Tremblay really hit it out of the park with this one. I picked my copy up as soon as I got home from the bookstore and literally didn’t put it down until I hit the last page. The entire story takes place in the span of just a few hours and there is such an urgency to it that I couldn’t imagine going to bed without finishing it.
This is really a twist on the traditional zombie story; those who are bitten by a carrier of the super rabies experience symptoms within an hour, compared to the traditional weeks one has with rabies as we know it. This means the virus in this story is spread remarkably quickly, leading those infected to become extremely violent and uncontainable. While the story itself is certainly action-packed, I found the ‘zombie’ story itself secondary to the characters.
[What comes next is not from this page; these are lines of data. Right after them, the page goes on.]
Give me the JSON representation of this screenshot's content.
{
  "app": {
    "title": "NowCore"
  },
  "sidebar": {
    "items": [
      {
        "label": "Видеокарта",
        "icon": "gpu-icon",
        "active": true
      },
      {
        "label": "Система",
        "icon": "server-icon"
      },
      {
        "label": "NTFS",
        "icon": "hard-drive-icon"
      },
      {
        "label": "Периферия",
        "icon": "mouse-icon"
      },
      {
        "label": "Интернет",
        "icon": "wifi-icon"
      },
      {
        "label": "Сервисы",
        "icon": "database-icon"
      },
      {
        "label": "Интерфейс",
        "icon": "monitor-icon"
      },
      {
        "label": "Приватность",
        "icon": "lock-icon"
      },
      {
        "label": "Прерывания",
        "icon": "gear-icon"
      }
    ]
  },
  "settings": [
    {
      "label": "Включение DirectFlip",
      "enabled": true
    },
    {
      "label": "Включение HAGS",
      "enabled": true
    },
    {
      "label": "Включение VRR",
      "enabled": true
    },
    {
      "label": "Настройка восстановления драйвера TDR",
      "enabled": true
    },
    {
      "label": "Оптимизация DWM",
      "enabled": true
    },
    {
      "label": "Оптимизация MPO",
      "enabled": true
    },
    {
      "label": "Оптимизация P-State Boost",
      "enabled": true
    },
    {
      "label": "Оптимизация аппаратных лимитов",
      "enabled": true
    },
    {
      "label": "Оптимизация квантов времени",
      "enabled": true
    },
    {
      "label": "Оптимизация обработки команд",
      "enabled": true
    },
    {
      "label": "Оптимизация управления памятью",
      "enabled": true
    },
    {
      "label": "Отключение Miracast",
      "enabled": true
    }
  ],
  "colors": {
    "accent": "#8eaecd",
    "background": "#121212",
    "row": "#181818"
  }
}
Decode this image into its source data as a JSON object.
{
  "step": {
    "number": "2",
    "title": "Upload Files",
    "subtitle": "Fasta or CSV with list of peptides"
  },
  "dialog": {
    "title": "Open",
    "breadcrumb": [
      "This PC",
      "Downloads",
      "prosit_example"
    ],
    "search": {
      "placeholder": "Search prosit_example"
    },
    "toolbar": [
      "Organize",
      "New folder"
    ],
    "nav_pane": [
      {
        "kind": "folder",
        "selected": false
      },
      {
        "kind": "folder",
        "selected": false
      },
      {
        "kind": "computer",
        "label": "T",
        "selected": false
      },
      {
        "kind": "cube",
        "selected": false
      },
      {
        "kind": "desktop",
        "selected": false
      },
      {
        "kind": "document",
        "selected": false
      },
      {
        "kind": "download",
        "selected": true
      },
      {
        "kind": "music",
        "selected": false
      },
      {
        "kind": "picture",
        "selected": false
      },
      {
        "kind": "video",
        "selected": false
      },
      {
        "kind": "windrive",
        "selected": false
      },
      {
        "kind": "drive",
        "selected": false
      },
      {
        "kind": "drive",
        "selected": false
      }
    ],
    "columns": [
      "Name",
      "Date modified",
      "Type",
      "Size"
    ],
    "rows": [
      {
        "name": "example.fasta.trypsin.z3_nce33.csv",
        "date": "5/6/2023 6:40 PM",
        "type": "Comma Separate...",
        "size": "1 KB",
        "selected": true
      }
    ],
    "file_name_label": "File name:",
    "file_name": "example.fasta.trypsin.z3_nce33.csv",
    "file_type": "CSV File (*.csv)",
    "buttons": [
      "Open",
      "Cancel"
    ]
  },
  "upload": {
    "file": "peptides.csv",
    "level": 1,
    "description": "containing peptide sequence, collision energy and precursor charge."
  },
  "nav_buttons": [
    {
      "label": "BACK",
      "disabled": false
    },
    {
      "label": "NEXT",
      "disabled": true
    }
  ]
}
This is far more a story about the friendship between two women, and the lengths one will go to in order to save a loved one than it is a story about zombies.
And god, some of the pieces of this were prophetic as hell. At one point we meet a group of right wingers who insist that the virus is biowarfare unleashed by foreign countries — or by our own government, as a means of pushing vaccines. I’m sure some people will see these as caricatures but I honestly felt like I was seeing some of my relatives portrayed on the page. Even more: the panic and anger and fear of healthcare workers given insufficient training and even more insufficient PPE had me grimacing in sympathy, knowing that this was the case in my own country just a couple months ago.
Like I said above, the characters are really what made this for me. Rams, one of the POV characters, is a British biracial self-identified asexual woman (who I also read as aromantic). Natalie is a pregnant spitfire of a woman. I loved their relationship and felt like Tremblay did an incredible job of portraying what felt like a very real friendship. I was also delighted and surprised by the appearance of two characters from Disappearance at Devil’s Rock. While the two are not at all plot-dependent, I think one would struggle to connect with these characters and would find a specific interlude to be much less emotionally impactful if one had not read Disappearance. The discussions in this book also spoil some of the events in Disappearance, so I would highly recommend reading that first if it’s on your TBR!
Anyway, yeah, I just loved this book. I’m so impressed with Tremblay and am really looking forward to seeing whatever he puts out next!
content warnings: violence against animals and humans; animal [and human] death; gore; racism and xenophobia (challenged on page); death of a loved one.